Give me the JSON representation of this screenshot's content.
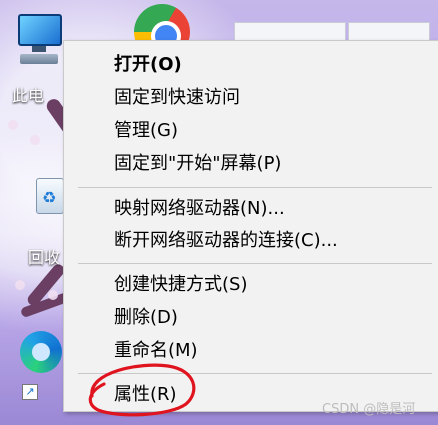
{
  "desktop": {
    "icons": [
      {
        "label": "此电"
      },
      {
        "label": "回收"
      },
      {
        "label": ""
      }
    ]
  },
  "context_menu": {
    "items": [
      {
        "label": "打开(O)",
        "bold": true
      },
      {
        "label": "固定到快速访问"
      },
      {
        "label": "管理(G)"
      },
      {
        "label": "固定到\"开始\"屏幕(P)"
      },
      {
        "label": "映射网络驱动器(N)..."
      },
      {
        "label": "断开网络驱动器的连接(C)..."
      },
      {
        "label": "创建快捷方式(S)"
      },
      {
        "label": "删除(D)"
      },
      {
        "label": "重命名(M)"
      },
      {
        "label": "属性(R)"
      }
    ]
  },
  "watermark": "CSDN @隐是河",
  "colors": {
    "menu_bg": "#f2f2f2",
    "annotation": "#e0141e"
  }
}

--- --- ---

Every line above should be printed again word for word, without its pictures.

Give me the JSON representation of this screenshot's content.
{
  "desktop": {
    "icons": [
      {
        "label": "此电"
      },
      {
        "label": "回收"
      },
      {
        "label": ""
      }
    ]
  },
  "context_menu": {
    "items": [
      {
        "label": "打开(O)",
        "bold": true
      },
      {
        "label": "固定到快速访问"
      },
      {
        "label": "管理(G)"
      },
      {
        "label": "固定到\"开始\"屏幕(P)"
      },
      {
        "label": "映射网络驱动器(N)..."
      },
      {
        "label": "断开网络驱动器的连接(C)..."
      },
      {
        "label": "创建快捷方式(S)"
      },
      {
        "label": "删除(D)"
      },
      {
        "label": "重命名(M)"
      },
      {
        "label": "属性(R)"
      }
    ]
  },
  "watermark": "CSDN @隐是河",
  "colors": {
    "menu_bg": "#f2f2f2",
    "annotation": "#e0141e"
  }
}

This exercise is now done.